- What are the symptoms of high lipids?
- How do I lower my lipid levels?
- What are the two abnormal lipoproteins?
- How high is too high for cholesterol levels?
- What causes a sudden spike in cholesterol?
- Why lipid profile is done?
- What does it mean when your lipids are too high?
- What causes abnormal lipid profile?
- What reduces cholesterol quickly?
- Can hyperlipidemia be cured?
- What does lipid profile test indicate?
- What is an abnormal lipid profile?
What are the symptoms of high lipids?
Often there are no signs.
Without a blood test, you may not know you have high levels of fat in your blood until you have a heart attack or a stroke.
Some people with high lipid levels have yellowish, fatty bumps on their skin..
How do I lower my lipid levels?
1. Eat heart-healthy foodsReduce saturated fats. Saturated fats, found primarily in red meat and full-fat dairy products, raise your total cholesterol. … Eliminate trans fats. … Eat foods rich in omega-3 fatty acids. … Increase soluble fiber. … Add whey protein.
What are the two abnormal lipoproteins?

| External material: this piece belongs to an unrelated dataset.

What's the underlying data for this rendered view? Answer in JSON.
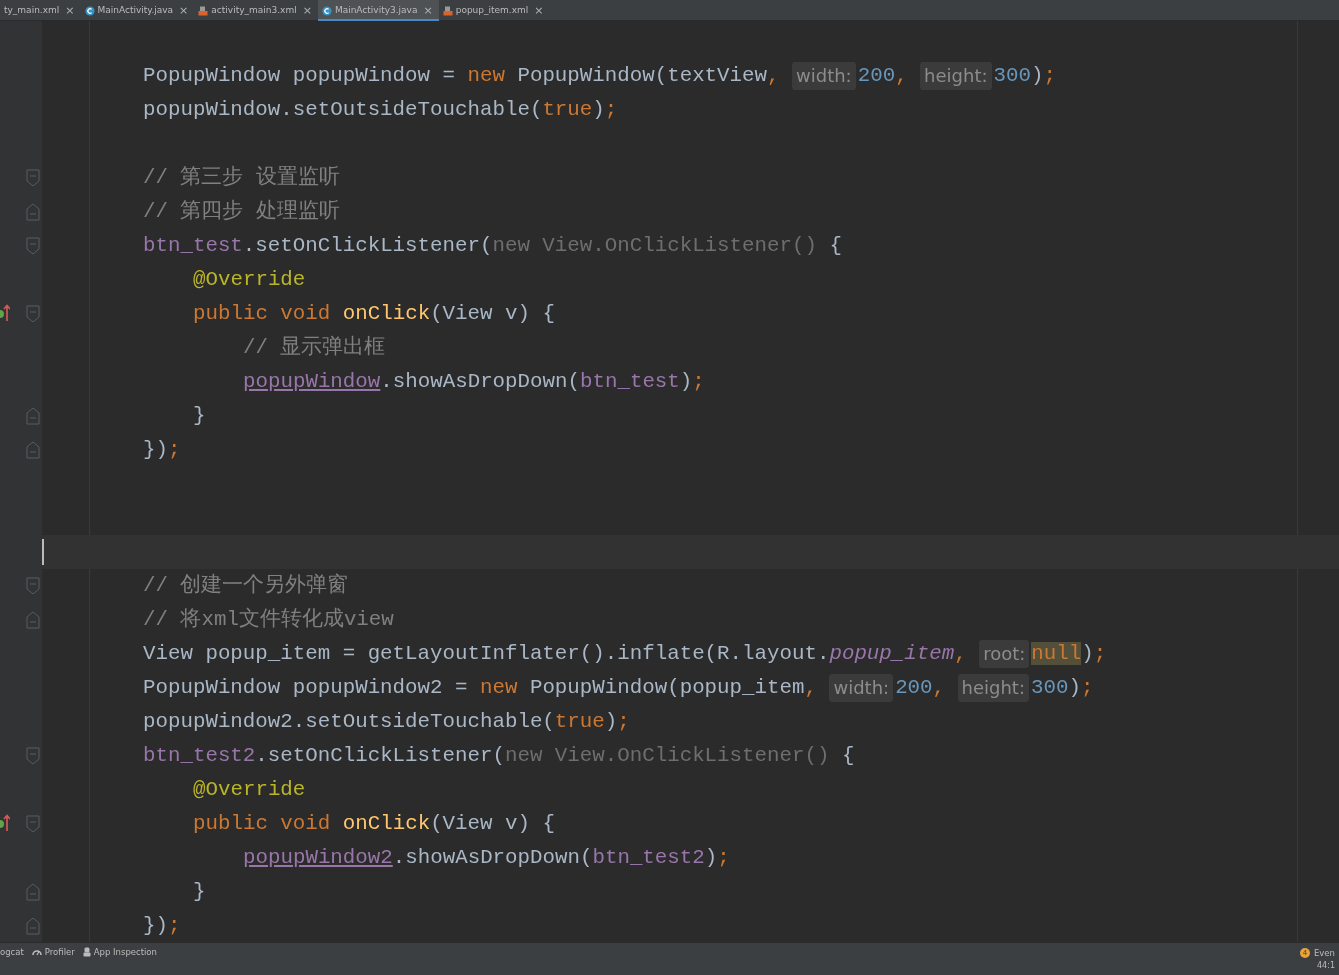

Four types of lipoprotein abnormalities are observed: elevated LDL cholesterol; reduced HDL cholesterol, usually with increased triglycerides and very-low-density lipoprotein (VLDL) cholesterol; elevated levels of chylomicron remnants and intermediate-density lipoproteins (IDL); and elevated levels of lipoprotein (a) [ …
How high is too high for cholesterol levels?
Cholesterol levels for adults Total cholesterol levels less than 200 milligrams per deciliter (mg/dL) are considered desirable for adults. A reading between 200 and 239 mg/dL is considered borderline high and a reading of 240 mg/dL and above is considered high. LDL cholesterol levels should be less than 100 mg/dL.
What causes a sudden spike in cholesterol?
Health conditions known to increase cholesterol levels include: Diabetes (insufficient production of the hormone insulin) Obesity. Kidney disease.
Why lipid profile is done?
A complete cholesterol test is also called a lipid panel or lipid profile. Your doctor can use it to measure the amount of “good” and “bad” cholesterol and triglycerides, a type of fat, in your blood. Cholesterol is a soft, waxy fat that your body needs to function properly.
What does it mean when your lipids are too high?
What happens if my lipids are too high? An excess amount of blood lipids can cause fat deposits in your artery walls, increasing your risk for heart disease.
What causes abnormal lipid profile?
Lipid levels may become abnormal because of changes that occur with aging, various disorders (including inherited ones), use of certain drugs, or lifestyle (such as consuming a diet high in saturated fat, being physically inactive, or being overweight).
What reduces cholesterol quickly?
How To Reduce Cholesterol QuicklyFocus on fruits, vegetables, whole grains, and beans. … Be mindful of fat intake. … Eat more plant sources of protein. … Eat fewer refined grains, such as white flour. … Get moving.
Can hyperlipidemia be cured?
Hyperlipidemia is treatable, but it’s often a life-long condition. You’ll need to watch what you eat and also exercise regularly. You might need to take a prescription medication, too. The goal is to lower the harmful cholesterol levels.
What does lipid profile test indicate?
A lipid profile is a blood test that measures the amount of cholesterol and fats called triglycerides in the blood. These measurements give the doctor a quick snapshot of what’s going on in your blood. Cholesterol and triglycerides in the blood can clog arteries, making you more likely to develop heart disease.
What is an abnormal lipid profile?
If your doctor says you have a lipid disorder, that means you have high blood levels of low-density lipoprotein (LDL) cholesterol, and fats called triglycerides, or both. High levels of these substances increase your risk for developing heart disease.